Ford has pushed back the launch of the redesigned F-150 until late fall 2008 to give dealers time to sell off stagnant inventory of the current F-150. There is employee pricing on the 2008s and other discounts. What was just six months ago a jewel in Ford’s cap at the Detroit auto show is now an albatross around its neck. However, if it ends up besting the competition it could still top a declining segment, as it has always been a successful seller.
2010 Ford Mustang
We’ve just learned that Ford will unveil the 2010 Ford Mustang at the 2008 Los Angeles auto show this November and it will go on sale in early 2009 to combat the recently redesigned Chevy Camaro. Unlike the Camaro, the Mustang will be a slight redesign of the current car with new design cues. Its success will probably be determined by what engines are used and whether the V-6 gets mileage that competes with front-wheel-drive alternatives. Most Mustangs sold are of the V-6 variety. A coupe, convertible and glass-top version will be available.
2009 Ford Escape and Escape Hybrid
There was no word of whether Ford would bring its exciting Kuga compact SUV from Europe for sale in the U.S. We believe that’s because the Escape has gotten tweaks to its transmission and looks over the past two years. The 2009 will be the most efficient Escape yet, and it still sells well.

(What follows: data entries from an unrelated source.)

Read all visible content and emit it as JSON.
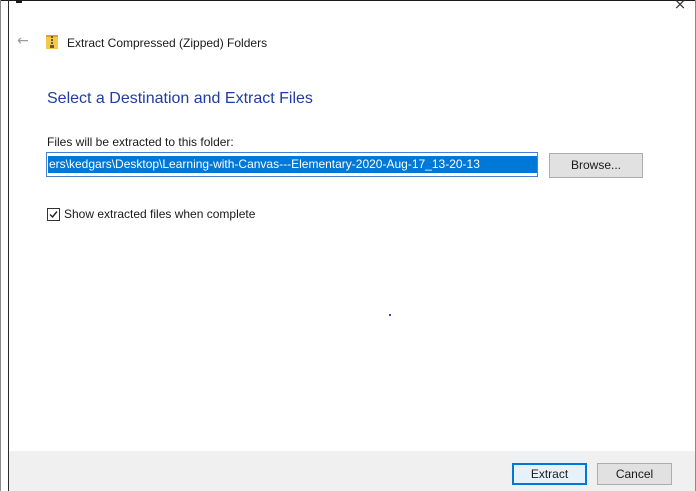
{
  "window": {
    "title": "Extract Compressed (Zipped) Folders",
    "close_glyph": "×",
    "back_glyph": "←",
    "icon": "zip-folder-icon"
  },
  "main": {
    "heading": "Select a Destination and Extract Files",
    "path_label": "Files will be extracted to this folder:",
    "path_value": "ers\\kedgars\\Desktop\\Learning-with-Canvas---Elementary-2020-Aug-17_13-20-13",
    "browse_label": "Browse...",
    "checkbox": {
      "checked": true,
      "label": "Show extracted files when complete"
    }
  },
  "footer": {
    "extract_label": "Extract",
    "cancel_label": "Cancel"
  },
  "colors": {
    "heading": "#1e3ea0",
    "selection": "#0078d7",
    "footer_bg": "#f0f0f0",
    "zip_yellow": "#f2c94c"
  }
}
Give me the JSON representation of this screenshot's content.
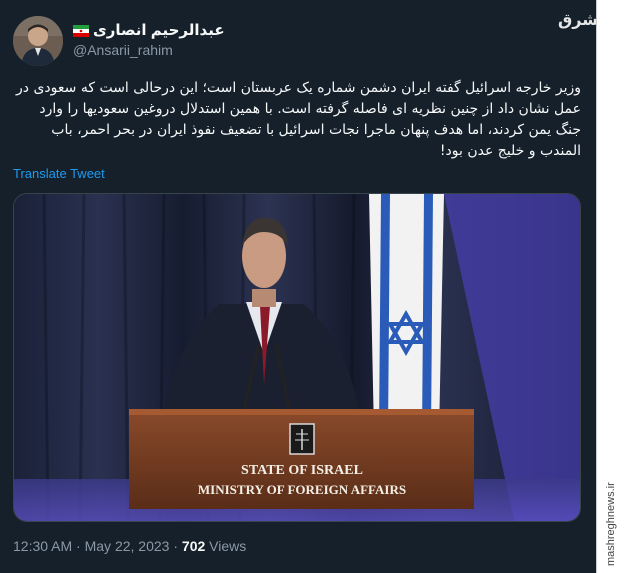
{
  "tweet": {
    "display_name": "عبدالرحیم انصاری",
    "handle": "@Ansarii_rahim",
    "text": "وزیر خارجه اسرائیل گفته ایران دشمن شماره یک عربستان است؛ این درحالی است که سعودی در عمل نشان داد از چنین نظریه ای فاصله گرفته است. با همین استدلال دروغین سعودیها را وارد جنگ یمن کردند، اما هدف پنهان ماجرا نجات اسرائیل با تضعیف نفوذ ایران در بحر احمر، باب المندب و خلیج عدن بود!",
    "translate_label": "Translate Tweet",
    "time": "12:30 AM",
    "separator": "·",
    "date": "May 22, 2023",
    "views_count": "702",
    "views_label": "Views"
  },
  "image": {
    "podium_line1": "STATE OF ISRAEL",
    "podium_line2": "MINISTRY OF FOREIGN AFFAIRS"
  },
  "watermark": {
    "logo": "مشرق",
    "site": "mashreghnews.ir"
  }
}
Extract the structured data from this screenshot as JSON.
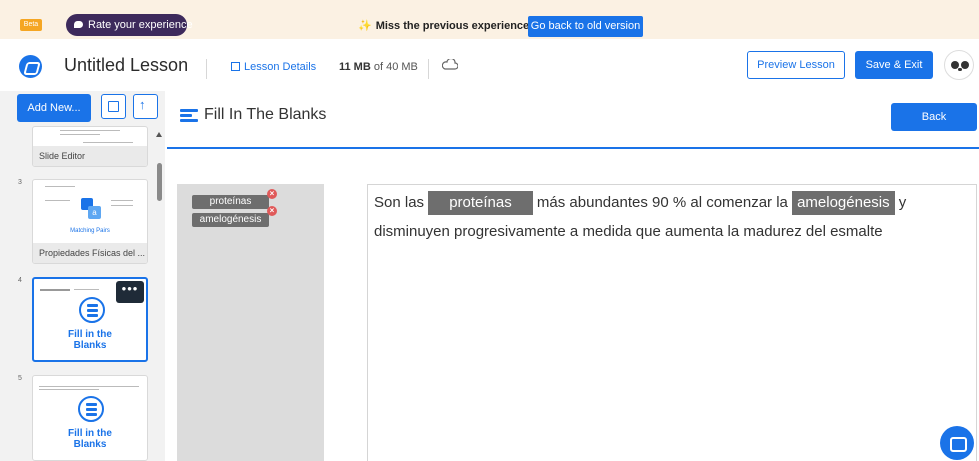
{
  "banner": {
    "beta_label": "Beta",
    "rate_label": "Rate your experience",
    "miss_text": "Miss the previous experience?",
    "old_version_label": "Go back to old version"
  },
  "header": {
    "lesson_title": "Untitled Lesson",
    "lesson_details_label": "Lesson Details",
    "storage_used": "11 MB",
    "storage_total": "of 40 MB",
    "preview_label": "Preview Lesson",
    "save_exit_label": "Save & Exit"
  },
  "sidebar": {
    "add_new_label": "Add New...",
    "slides": [
      {
        "number": "",
        "label": "Slide Editor"
      },
      {
        "number": "3",
        "label": "Propiedades Físicas del ...",
        "preview_text": "Matching Pairs"
      },
      {
        "number": "4",
        "title_line1": "Fill in the",
        "title_line2": "Blanks",
        "more_label": "•••"
      },
      {
        "number": "5",
        "title_line1": "Fill in the",
        "title_line2": "Blanks"
      }
    ]
  },
  "main": {
    "section_title": "Fill In The Blanks",
    "back_label": "Back",
    "word_bank": [
      "proteínas",
      "amelogénesis"
    ],
    "remove_glyph": "×",
    "sentence": {
      "part1": "Son las ",
      "blank1": "proteínas",
      "part2": " más abundantes 90 % al comenzar la ",
      "blank2": "amelogénesis",
      "part3": " y disminuyen progresivamente a medida que aumenta la madurez del esmalte"
    }
  },
  "colors": {
    "accent": "#1a73e8",
    "banner_bg": "#fbf1e3",
    "blank_bg": "#6e6e6e"
  }
}
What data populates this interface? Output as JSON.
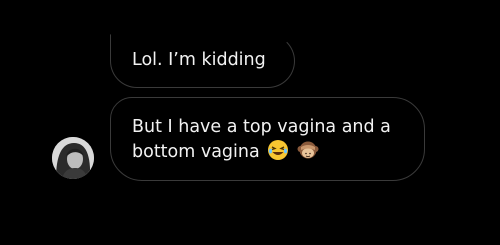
{
  "conversation": {
    "messages": [
      {
        "text": "Lol. I’m kidding"
      },
      {
        "line1": "But I have a top vagina and a",
        "line2": "bottom vagina",
        "emojis": [
          "laughing-with-tears-emoji",
          "see-no-evil-monkey-emoji"
        ]
      }
    ]
  },
  "colors": {
    "background": "#000000",
    "bubble_border": "#3a3a3a",
    "text": "#f2f2f2",
    "emoji_yellow": "#f7c531",
    "monkey_brown": "#8a5a3b"
  }
}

Why, then, would Ford need a Kuga before 2011? But today we’re talking only what Ford did announce.
2010 Ford Taurus (2008 shown above)

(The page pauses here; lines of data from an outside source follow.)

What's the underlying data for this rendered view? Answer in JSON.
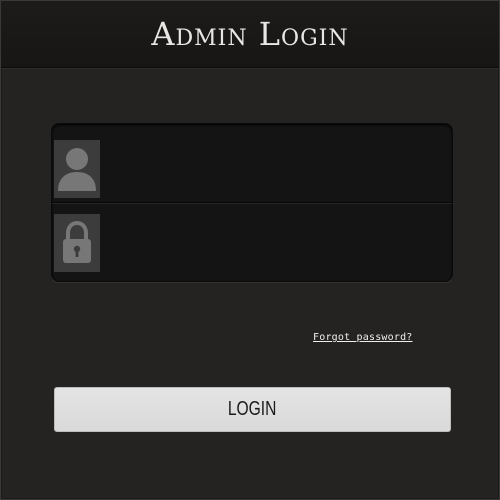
{
  "header": {
    "title": "Admin Login"
  },
  "form": {
    "username": {
      "icon": "user-icon",
      "value": "",
      "placeholder": ""
    },
    "password": {
      "icon": "lock-icon",
      "value": "",
      "placeholder": ""
    },
    "forgot_link": "Forgot password?",
    "login_button": "LOGIN"
  },
  "colors": {
    "background": "#242322",
    "header": "#1a1918",
    "field_bg": "#141414",
    "icon_bg": "#3c3c3c",
    "icon_fg": "#777777",
    "button_bg": "#dcdcdc"
  }
}
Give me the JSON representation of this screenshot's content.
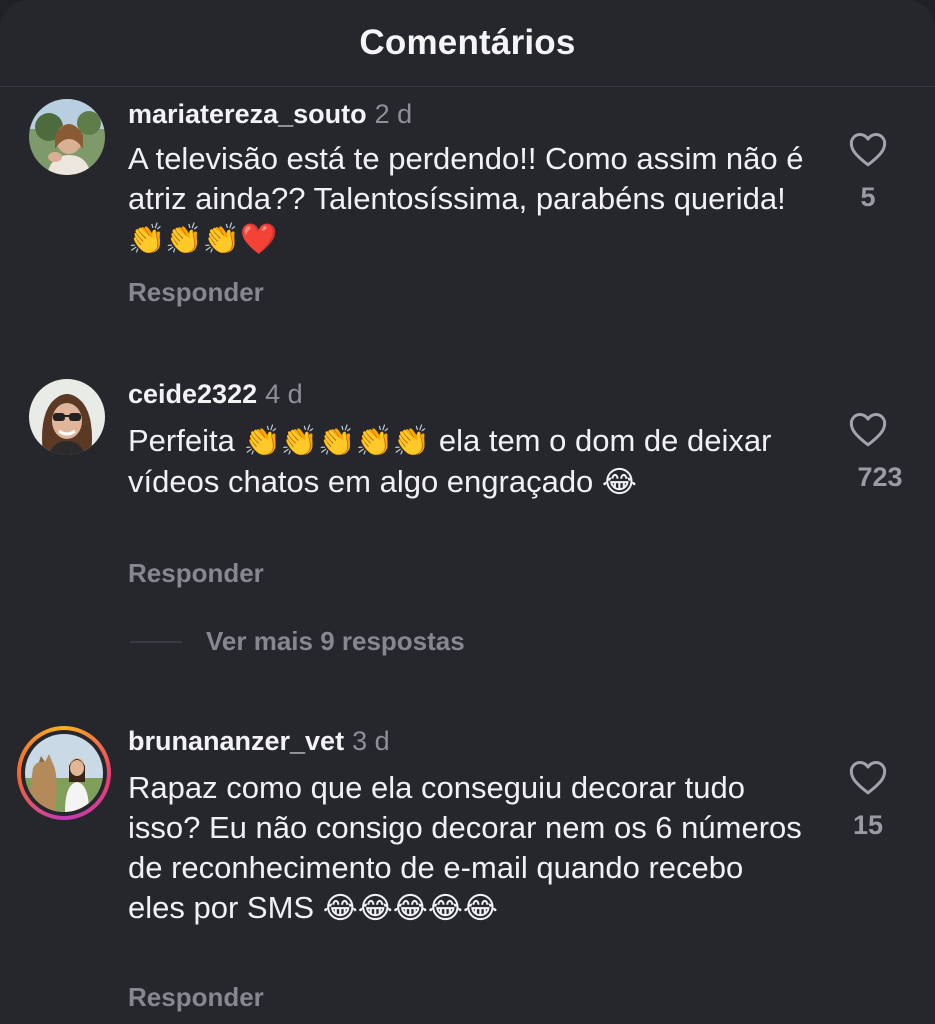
{
  "header": {
    "title": "Comentários"
  },
  "comments": [
    {
      "username": "mariatereza_souto",
      "time": "2 d",
      "text_parts": [
        "A televisão está te perdendo!! Como assim não é atriz ainda?? Talentosíssima, parabéns querida! ",
        "👏👏👏❤️"
      ],
      "reply_label": "Responder",
      "likes": "5"
    },
    {
      "username": "ceide2322",
      "time": "4 d",
      "text_parts": [
        "Perfeita ",
        "👏👏👏👏👏",
        " ela tem o dom de deixar vídeos chatos em algo engraçado ",
        "😂"
      ],
      "reply_label": "Responder",
      "likes": "723",
      "more_replies": "Ver mais 9 respostas"
    },
    {
      "username": "brunananzer_vet",
      "time": "3 d",
      "text_parts": [
        "Rapaz como que ela conseguiu decorar tudo isso? Eu não consigo decorar nem os 6 números de reconhecimento de e-mail quando recebo eles por SMS ",
        "😂😂😂😂😂"
      ],
      "reply_label": "Responder",
      "likes": "15"
    }
  ],
  "icons": {
    "like": "heart-outline-icon"
  },
  "colors": {
    "background": "#25272d",
    "muted": "#86888f",
    "text": "#f1f1f3",
    "story_ring": [
      "#f6b21c",
      "#ee3f6c",
      "#c23bb5"
    ]
  }
}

The redesigned Taurus will go on sale in mid-2009; we’d expect it to debut in either Detroit in January or Chicago in February. This will be Ford’s first car sold with a new EcoBoost engine, which was previously aimed to deliver V-8 power with a turbo V-6. It was not originally intended for maximum fuel savings. Perhaps that has changed recently, as there has been enough time to tweak the engine before its launch. The car itself will be based on an updated version of the Volvo S80 platform, which also underpins the new Lincoln MKS.
2010 Ford Fusion (2008 shown above)
An updated version of the Fusion will go on sale in early 2009. The car will get a mild redesign – think new grille and headlights — and revised engines, including a four-cylinder that Ford says will top Honda and Toyota. That’s curious wording, as the class leaders are the Hyundai Sonata and upcoming 2009 Chevy Malibu at 32 and 33 highway mpg, respectively.
2010 Ford Fusion Hybrid
Ford will also drop the efficient hybrid system from its compact Escape Hybrid SUV into the Fusion sedan. Ford says fuel economy will top the Camry Hybrid. The Escape Hybrid gets a combined 32 mpg. The Camry gets a combined 34 mpg. We don’t find it a stretch that the Escape power plant in a sedan will exceed the Camry’s figures.
2010-11? Ford Explorer
The next Ford Explorer will indeed be a unibody, car-based vehicle, replacing the current F-150 truck-based version. The Explorer concept shown above debuted at this year’s Detroit auto show, and we’d guess the look of the production model will remain faithful to the well-received concept. While this is certainly the right way to build a large SUV in today’s market, we wonder if it will end up competing with the Flex to attract family buyers. We’d also guess Ford will still sell the current Expedition to satisfy buyers who need the capability of a truck-based SUV for towing.
Managing Editor David Thomas has a thing for wagons and owns a 2010 Subaru Outback and a 2005 Volkswagen Passat wagon. Email David